What the exercise asks: Set down every record once more, exactly as given.

Excerpts from an interface dataset:

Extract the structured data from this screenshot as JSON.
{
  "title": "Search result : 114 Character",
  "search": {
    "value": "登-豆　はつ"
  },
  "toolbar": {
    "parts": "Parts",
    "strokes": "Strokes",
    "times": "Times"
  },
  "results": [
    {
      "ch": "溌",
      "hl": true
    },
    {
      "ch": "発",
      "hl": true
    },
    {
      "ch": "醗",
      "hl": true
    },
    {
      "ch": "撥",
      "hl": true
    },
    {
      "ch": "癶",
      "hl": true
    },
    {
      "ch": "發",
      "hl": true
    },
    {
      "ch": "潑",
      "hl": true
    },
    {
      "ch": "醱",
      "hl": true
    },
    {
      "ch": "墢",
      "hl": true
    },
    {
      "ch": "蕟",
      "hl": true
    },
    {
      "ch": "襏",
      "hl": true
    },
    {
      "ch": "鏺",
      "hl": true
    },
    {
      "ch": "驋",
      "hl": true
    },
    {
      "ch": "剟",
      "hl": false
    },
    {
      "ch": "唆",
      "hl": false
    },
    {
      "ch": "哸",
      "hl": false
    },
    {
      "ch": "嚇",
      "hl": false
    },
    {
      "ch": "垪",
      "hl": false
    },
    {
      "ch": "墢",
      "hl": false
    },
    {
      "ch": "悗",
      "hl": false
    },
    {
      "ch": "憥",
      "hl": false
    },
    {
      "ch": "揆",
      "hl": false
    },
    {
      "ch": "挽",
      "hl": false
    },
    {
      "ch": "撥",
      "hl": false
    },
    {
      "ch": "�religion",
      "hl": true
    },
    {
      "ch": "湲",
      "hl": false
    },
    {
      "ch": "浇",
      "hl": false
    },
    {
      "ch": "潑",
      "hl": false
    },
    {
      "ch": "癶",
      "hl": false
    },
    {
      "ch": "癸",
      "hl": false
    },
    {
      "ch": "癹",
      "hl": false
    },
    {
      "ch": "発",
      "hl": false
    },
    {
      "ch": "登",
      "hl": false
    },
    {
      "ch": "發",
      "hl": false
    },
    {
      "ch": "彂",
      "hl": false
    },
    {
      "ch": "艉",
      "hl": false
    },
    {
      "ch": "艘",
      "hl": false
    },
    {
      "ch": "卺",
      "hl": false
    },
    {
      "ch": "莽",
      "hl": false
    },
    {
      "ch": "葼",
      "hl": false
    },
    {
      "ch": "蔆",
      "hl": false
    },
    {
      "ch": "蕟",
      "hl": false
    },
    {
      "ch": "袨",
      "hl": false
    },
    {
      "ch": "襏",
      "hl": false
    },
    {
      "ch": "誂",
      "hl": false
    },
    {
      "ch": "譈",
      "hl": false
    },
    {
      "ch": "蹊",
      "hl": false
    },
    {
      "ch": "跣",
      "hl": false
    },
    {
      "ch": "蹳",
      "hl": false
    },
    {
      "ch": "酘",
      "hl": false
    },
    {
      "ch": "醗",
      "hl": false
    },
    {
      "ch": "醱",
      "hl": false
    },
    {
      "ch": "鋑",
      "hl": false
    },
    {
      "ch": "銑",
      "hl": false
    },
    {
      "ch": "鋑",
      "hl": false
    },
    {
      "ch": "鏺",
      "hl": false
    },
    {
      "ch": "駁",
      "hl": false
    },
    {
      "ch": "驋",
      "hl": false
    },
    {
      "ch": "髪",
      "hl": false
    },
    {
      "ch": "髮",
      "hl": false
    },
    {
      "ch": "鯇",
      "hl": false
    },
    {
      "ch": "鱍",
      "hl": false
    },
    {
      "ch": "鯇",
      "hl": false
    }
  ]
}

Solution to the problem:
Extract the structured data from this screenshot as JSON.
{
  "title": "Search result : 114 Character",
  "search": {
    "value": "登-豆　はつ"
  },
  "toolbar": {
    "parts": "Parts",
    "strokes": "Strokes",
    "times": "Times"
  },
  "results": [
    {
      "ch": "溌",
      "hl": true
    },
    {
      "ch": "発",
      "hl": true
    },
    {
      "ch": "醗",
      "hl": true
    },
    {
      "ch": "撥",
      "hl": true
    },
    {
      "ch": "癶",
      "hl": true
    },
    {
      "ch": "發",
      "hl": true
    },
    {
      "ch": "潑",
      "hl": true
    },
    {
      "ch": "醱",
      "hl": true
    },
    {
      "ch": "墢",
      "hl": true
    },
    {
      "ch": "蕟",
      "hl": true
    },
    {
      "ch": "襏",
      "hl": true
    },
    {
      "ch": "鏺",
      "hl": true
    },
    {
      "ch": "驋",
      "hl": true
    },
    {
      "ch": "剟",
      "hl": false
    },
    {
      "ch": "唆",
      "hl": false
    },
    {
      "ch": "哸",
      "hl": false
    },
    {
      "ch": "嚇",
      "hl": false
    },
    {
      "ch": "垪",
      "hl": false
    },
    {
      "ch": "墢",
      "hl": false
    },
    {
      "ch": "悗",
      "hl": false
    },
    {
      "ch": "憥",
      "hl": false
    },
    {
      "ch": "揆",
      "hl": false
    },
    {
      "ch": "挽",
      "hl": false
    },
    {
      "ch": "撥",
      "hl": false
    },
    {
      "ch": "�religion",
      "hl": true
    },
    {
      "ch": "湲",
      "hl": false
    },
    {
      "ch": "浇",
      "hl": false
    },
    {
      "ch": "潑",
      "hl": false
    },
    {
      "ch": "癶",
      "hl": false
    },
    {
      "ch": "癸",
      "hl": false
    },
    {
      "ch": "癹",
      "hl": false
    },
    {
      "ch": "発",
      "hl": false
    },
    {
      "ch": "登",
      "hl": false
    },
    {
      "ch": "發",
      "hl": false
    },
    {
      "ch": "彂",
      "hl": false
    },
    {
      "ch": "艉",
      "hl": false
    },
    {
      "ch": "艘",
      "hl": false
    },
    {
      "ch": "卺",
      "hl": false
    },
    {
      "ch": "莽",
      "hl": false
    },
    {
      "ch": "葼",
      "hl": false
    },
    {
      "ch": "蔆",
      "hl": false
    },
    {
      "ch": "蕟",
      "hl": false
    },
    {
      "ch": "袨",
      "hl": false
    },
    {
      "ch": "襏",
      "hl": false
    },
    {
      "ch": "誂",
      "hl": false
    },
    {
      "ch": "譈",
      "hl": false
    },
    {
      "ch": "蹊",
      "hl": false
    },
    {
      "ch": "跣",
      "hl": false
    },
    {
      "ch": "蹳",
      "hl": false
    },
    {
      "ch": "酘",
      "hl": false
    },
    {
      "ch": "醗",
      "hl": false
    },
    {
      "ch": "醱",
      "hl": false
    },
    {
      "ch": "鋑",
      "hl": false
    },
    {
      "ch": "銑",
      "hl": false
    },
    {
      "ch": "鋑",
      "hl": false
    },
    {
      "ch": "鏺",
      "hl": false
    },
    {
      "ch": "駁",
      "hl": false
    },
    {
      "ch": "驋",
      "hl": false
    },
    {
      "ch": "髪",
      "hl": false
    },
    {
      "ch": "髮",
      "hl": false
    },
    {
      "ch": "鯇",
      "hl": false
    },
    {
      "ch": "鱍",
      "hl": false
    },
    {
      "ch": "鯇",
      "hl": false
    }
  ]
}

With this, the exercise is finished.